Work task:
Looking at the entries below, state how many lines contain the word "true". Give the number alone.

Task inputs:

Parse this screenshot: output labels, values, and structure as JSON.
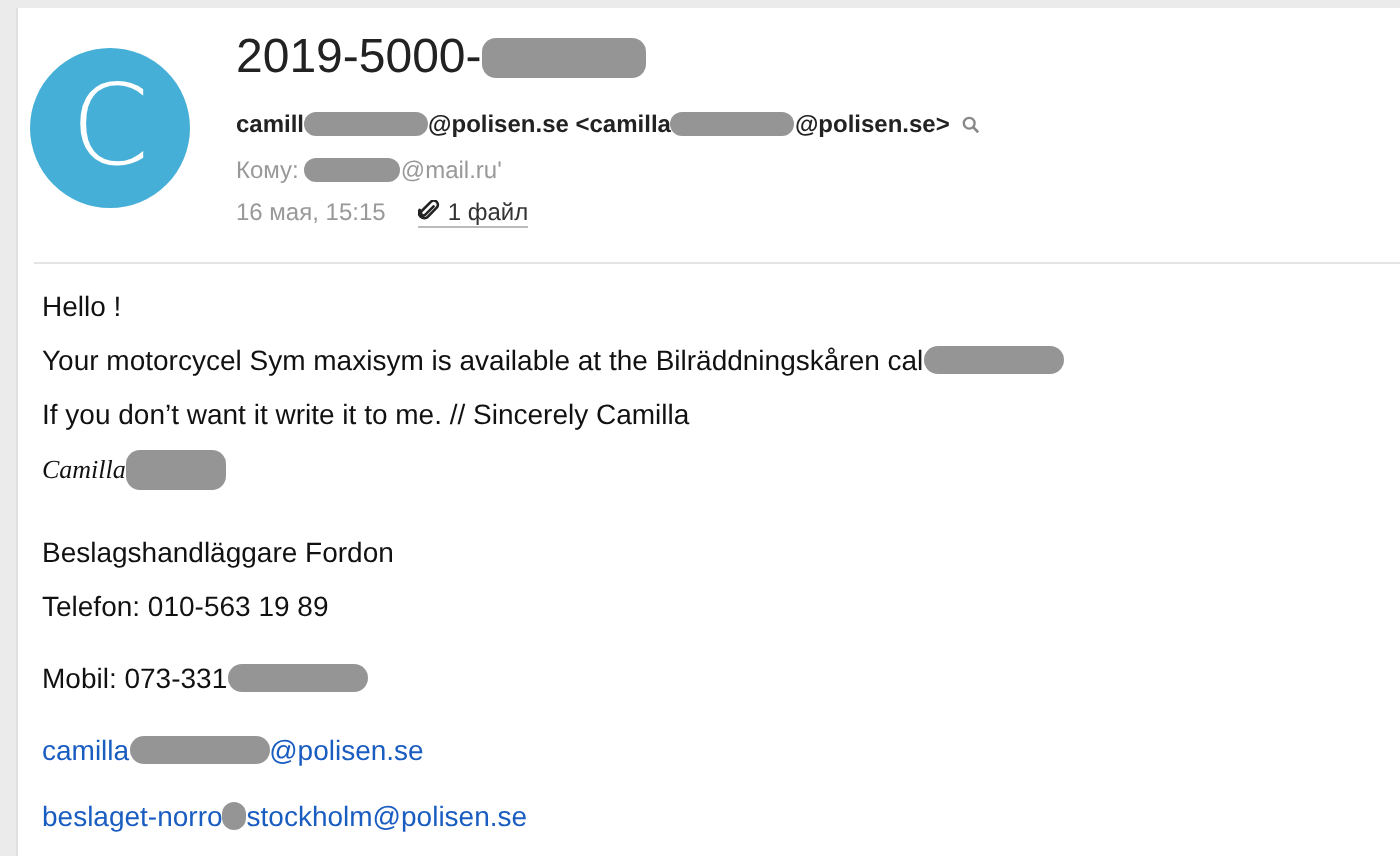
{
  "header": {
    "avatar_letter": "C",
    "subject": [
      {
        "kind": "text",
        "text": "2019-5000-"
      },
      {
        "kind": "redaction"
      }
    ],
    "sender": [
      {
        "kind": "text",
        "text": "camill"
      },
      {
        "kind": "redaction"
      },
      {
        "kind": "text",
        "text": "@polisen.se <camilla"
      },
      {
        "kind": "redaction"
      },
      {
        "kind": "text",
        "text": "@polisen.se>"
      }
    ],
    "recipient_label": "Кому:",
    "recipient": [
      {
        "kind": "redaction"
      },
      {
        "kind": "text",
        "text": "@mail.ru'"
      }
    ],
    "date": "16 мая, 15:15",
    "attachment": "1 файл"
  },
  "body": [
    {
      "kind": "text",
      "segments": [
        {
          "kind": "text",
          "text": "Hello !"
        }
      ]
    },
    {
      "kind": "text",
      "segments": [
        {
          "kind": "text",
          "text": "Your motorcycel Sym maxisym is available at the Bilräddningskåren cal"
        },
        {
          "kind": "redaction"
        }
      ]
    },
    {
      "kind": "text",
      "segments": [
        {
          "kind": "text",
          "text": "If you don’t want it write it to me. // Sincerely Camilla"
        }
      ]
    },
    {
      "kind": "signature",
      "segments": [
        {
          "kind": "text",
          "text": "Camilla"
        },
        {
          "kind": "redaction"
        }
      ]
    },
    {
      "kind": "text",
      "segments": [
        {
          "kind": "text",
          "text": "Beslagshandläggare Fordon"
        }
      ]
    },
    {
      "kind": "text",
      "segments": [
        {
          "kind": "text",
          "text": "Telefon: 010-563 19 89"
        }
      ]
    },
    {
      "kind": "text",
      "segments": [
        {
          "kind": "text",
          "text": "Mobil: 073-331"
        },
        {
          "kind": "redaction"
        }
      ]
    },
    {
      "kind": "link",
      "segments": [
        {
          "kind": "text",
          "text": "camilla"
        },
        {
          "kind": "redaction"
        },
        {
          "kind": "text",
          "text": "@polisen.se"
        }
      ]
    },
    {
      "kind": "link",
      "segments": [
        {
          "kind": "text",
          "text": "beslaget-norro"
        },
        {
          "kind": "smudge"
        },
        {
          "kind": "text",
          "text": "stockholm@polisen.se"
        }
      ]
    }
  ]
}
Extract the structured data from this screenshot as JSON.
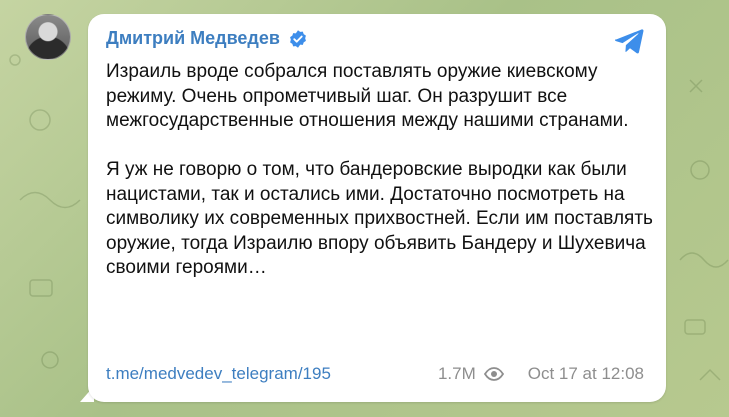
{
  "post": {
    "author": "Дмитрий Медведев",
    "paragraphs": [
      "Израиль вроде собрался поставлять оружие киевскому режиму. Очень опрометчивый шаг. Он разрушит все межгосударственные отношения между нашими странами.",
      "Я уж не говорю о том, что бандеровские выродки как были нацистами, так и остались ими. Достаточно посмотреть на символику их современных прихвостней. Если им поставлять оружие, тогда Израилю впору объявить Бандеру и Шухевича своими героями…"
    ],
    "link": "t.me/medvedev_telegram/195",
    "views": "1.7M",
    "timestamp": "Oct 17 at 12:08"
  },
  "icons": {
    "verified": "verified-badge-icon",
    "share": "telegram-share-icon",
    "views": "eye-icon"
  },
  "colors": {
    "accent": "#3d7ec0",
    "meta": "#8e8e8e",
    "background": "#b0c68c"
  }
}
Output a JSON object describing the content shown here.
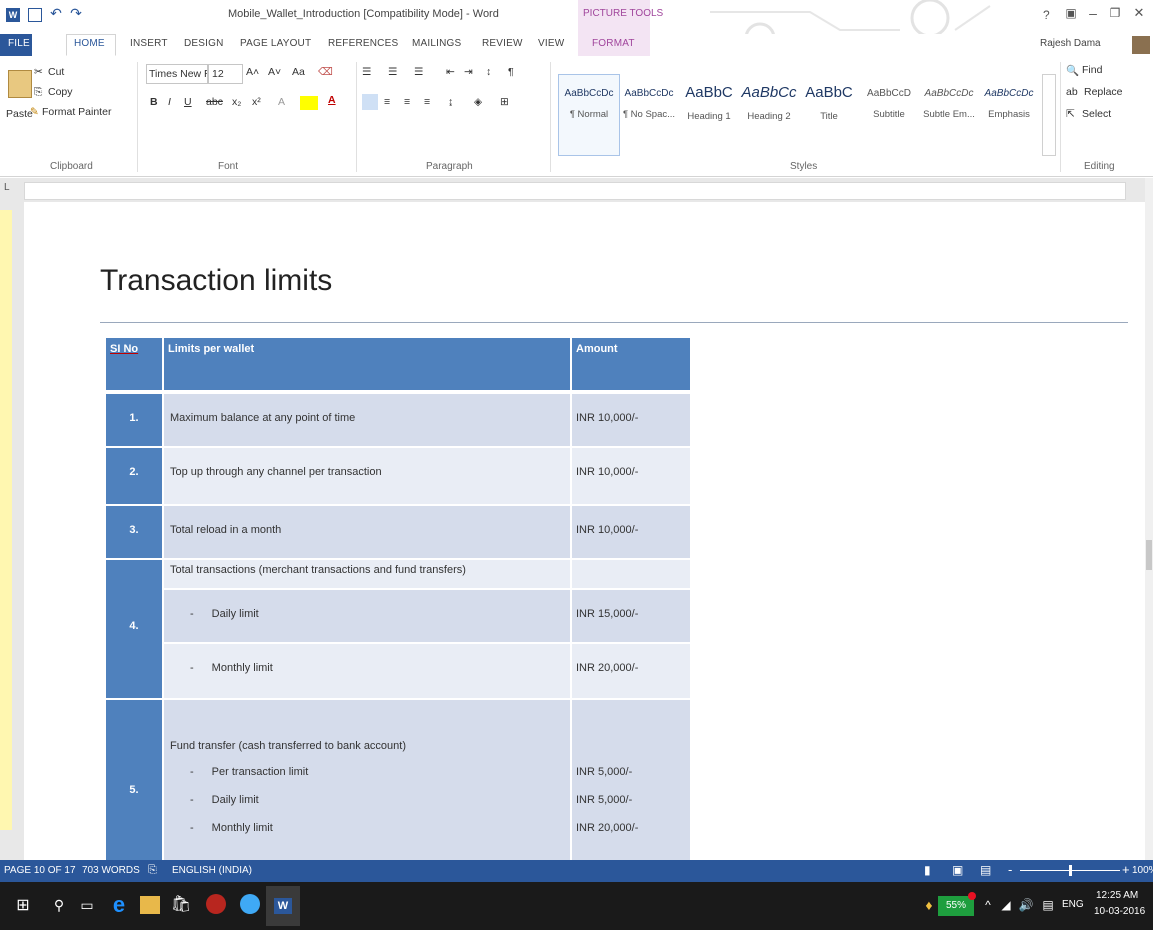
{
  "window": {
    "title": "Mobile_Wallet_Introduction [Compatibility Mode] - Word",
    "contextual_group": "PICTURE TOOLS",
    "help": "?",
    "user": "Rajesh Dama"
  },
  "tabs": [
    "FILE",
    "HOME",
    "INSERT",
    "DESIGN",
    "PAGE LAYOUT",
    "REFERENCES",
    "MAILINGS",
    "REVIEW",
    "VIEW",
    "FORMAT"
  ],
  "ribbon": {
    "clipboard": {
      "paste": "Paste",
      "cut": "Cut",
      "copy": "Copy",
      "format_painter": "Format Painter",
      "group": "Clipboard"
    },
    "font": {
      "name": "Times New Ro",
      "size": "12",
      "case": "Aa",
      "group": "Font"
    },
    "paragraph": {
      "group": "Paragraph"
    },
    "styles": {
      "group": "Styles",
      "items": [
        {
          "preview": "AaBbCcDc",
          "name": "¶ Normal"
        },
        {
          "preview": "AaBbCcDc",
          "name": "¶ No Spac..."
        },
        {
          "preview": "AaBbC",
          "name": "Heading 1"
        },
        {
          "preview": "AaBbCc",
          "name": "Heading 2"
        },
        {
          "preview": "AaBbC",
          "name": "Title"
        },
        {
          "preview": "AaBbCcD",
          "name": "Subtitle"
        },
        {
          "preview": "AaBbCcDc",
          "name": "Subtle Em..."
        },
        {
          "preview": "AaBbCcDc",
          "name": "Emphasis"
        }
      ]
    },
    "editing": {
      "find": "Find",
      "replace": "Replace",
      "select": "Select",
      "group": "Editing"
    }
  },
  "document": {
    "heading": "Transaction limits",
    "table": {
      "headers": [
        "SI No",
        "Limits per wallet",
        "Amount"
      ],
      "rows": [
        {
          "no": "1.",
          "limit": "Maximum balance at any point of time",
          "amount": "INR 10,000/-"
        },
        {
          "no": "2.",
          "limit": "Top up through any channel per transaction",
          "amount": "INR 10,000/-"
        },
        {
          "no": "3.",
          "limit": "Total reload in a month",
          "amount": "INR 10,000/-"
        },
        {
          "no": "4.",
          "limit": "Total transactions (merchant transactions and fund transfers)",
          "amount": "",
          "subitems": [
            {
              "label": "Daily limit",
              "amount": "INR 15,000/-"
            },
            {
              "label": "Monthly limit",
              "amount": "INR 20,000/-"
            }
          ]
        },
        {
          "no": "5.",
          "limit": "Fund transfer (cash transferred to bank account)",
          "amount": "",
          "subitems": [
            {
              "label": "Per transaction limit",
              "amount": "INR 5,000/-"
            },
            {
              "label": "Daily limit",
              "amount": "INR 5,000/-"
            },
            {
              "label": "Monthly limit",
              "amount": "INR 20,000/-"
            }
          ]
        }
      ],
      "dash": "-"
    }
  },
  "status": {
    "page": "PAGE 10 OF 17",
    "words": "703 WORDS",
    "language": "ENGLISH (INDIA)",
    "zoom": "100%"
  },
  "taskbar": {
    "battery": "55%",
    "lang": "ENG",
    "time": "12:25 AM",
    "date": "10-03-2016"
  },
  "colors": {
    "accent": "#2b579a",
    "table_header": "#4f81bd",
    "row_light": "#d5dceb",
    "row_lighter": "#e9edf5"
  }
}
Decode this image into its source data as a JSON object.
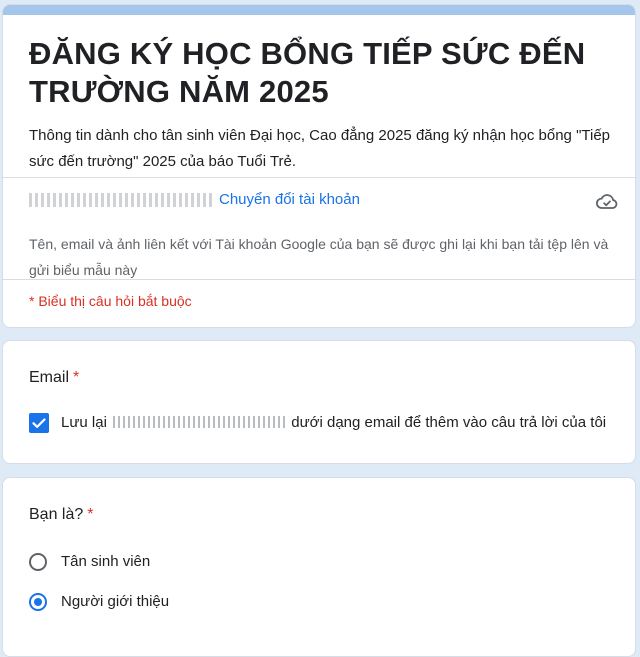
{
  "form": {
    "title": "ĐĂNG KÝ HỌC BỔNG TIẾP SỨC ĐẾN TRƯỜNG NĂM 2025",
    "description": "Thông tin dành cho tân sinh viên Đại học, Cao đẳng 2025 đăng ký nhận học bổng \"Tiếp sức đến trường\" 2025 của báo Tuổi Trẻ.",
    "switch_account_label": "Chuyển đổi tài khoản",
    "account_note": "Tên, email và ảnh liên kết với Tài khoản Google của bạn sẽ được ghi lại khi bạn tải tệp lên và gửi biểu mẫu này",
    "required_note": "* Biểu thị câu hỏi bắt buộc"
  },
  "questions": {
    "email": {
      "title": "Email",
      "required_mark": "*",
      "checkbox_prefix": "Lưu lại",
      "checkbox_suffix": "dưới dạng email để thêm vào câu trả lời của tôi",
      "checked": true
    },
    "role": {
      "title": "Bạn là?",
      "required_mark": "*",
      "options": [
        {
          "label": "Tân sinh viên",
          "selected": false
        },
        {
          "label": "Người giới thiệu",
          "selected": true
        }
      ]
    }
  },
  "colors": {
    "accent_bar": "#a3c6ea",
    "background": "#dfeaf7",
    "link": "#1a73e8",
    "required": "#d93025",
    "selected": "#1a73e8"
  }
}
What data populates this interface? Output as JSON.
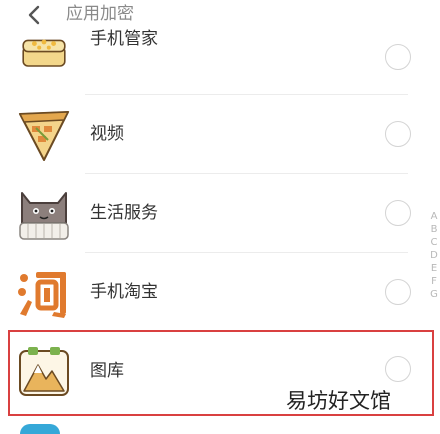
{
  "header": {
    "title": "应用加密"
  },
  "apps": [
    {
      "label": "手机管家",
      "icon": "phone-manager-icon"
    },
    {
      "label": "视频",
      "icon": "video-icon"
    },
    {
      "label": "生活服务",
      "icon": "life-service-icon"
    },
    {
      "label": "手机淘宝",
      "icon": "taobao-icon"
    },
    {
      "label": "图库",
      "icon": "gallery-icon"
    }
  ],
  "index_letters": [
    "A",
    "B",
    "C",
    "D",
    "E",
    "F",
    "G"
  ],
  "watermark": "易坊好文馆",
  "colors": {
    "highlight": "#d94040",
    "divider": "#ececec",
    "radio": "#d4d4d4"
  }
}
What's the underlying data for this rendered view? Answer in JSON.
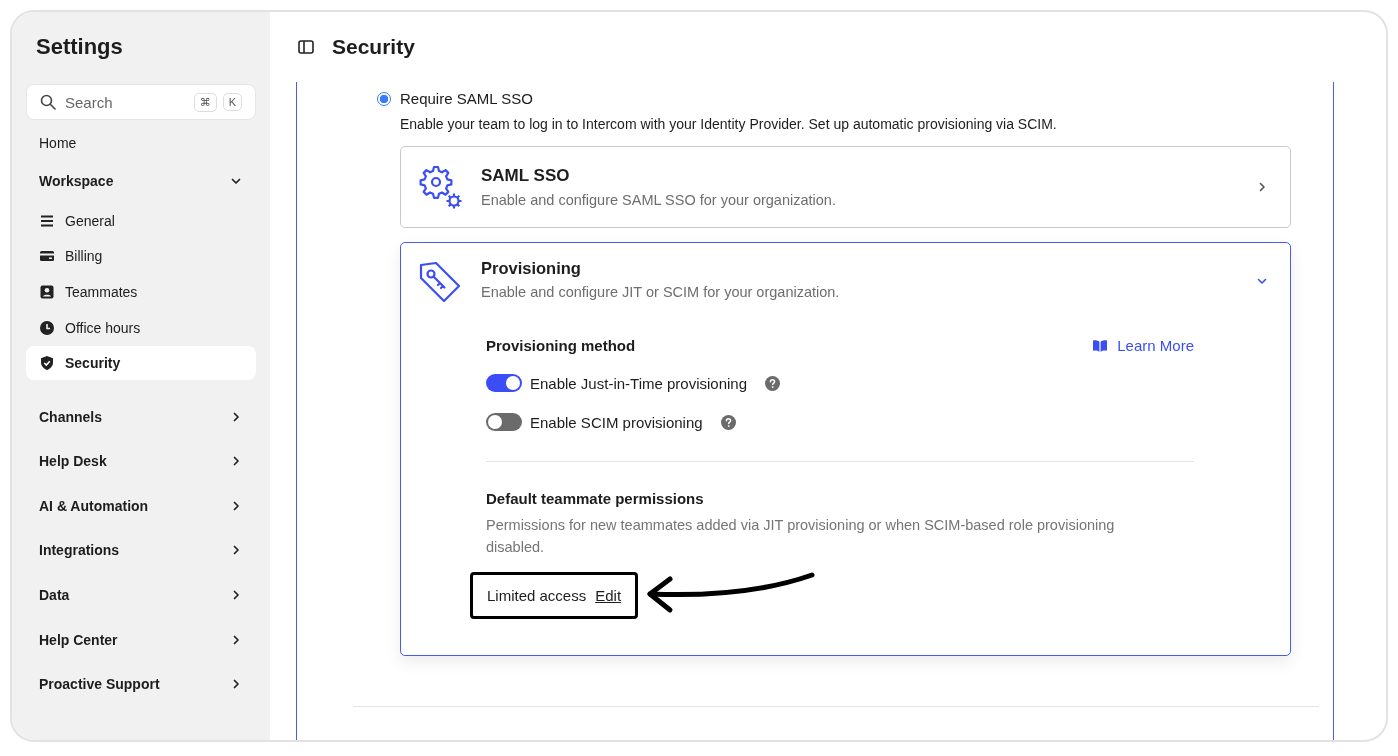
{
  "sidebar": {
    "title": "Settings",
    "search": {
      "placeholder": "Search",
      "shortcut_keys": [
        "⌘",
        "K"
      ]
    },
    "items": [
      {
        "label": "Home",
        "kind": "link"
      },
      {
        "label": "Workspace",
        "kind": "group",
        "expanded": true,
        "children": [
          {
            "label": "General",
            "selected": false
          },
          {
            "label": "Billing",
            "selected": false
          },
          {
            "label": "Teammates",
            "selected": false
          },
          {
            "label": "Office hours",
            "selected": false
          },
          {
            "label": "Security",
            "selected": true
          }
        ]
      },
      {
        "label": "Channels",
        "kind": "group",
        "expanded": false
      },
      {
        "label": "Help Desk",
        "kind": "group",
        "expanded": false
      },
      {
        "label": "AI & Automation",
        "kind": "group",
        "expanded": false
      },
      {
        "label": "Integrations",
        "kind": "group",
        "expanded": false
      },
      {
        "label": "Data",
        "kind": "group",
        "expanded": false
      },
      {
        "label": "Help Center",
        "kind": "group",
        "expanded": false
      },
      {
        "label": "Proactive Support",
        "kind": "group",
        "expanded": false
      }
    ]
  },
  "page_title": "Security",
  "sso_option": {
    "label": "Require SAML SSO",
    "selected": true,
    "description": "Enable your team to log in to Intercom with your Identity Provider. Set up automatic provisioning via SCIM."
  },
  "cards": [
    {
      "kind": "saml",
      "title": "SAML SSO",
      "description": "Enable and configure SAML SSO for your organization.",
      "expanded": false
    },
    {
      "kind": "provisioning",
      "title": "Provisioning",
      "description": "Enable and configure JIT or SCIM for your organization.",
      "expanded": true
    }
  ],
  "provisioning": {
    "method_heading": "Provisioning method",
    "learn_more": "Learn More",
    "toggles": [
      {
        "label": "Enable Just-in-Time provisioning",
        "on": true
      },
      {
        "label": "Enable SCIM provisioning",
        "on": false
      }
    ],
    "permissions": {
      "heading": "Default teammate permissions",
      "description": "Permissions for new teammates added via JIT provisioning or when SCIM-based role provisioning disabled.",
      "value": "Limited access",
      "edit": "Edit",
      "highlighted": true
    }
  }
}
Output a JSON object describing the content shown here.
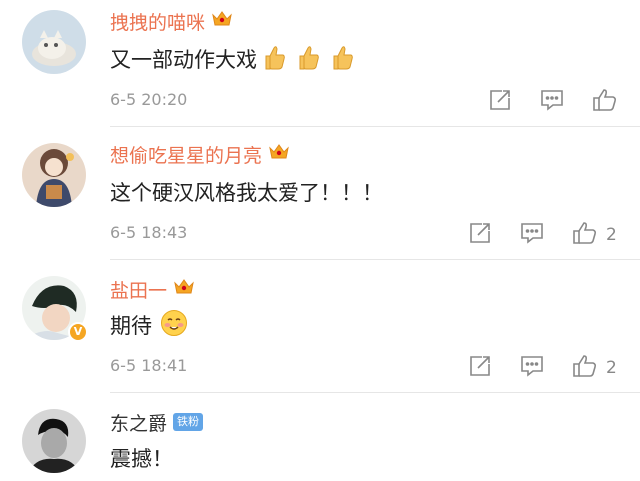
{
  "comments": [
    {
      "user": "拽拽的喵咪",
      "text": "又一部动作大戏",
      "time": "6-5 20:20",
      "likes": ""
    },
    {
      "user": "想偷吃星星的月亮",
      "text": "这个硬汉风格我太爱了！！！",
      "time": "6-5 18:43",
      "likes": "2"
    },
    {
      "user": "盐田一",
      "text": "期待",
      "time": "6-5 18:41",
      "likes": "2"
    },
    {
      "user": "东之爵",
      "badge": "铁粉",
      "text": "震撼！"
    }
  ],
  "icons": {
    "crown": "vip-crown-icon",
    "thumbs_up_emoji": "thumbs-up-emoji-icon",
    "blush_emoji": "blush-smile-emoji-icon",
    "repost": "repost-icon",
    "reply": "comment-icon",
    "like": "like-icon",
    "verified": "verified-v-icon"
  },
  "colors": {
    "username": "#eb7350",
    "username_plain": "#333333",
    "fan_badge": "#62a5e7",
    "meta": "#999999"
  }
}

Task result:
8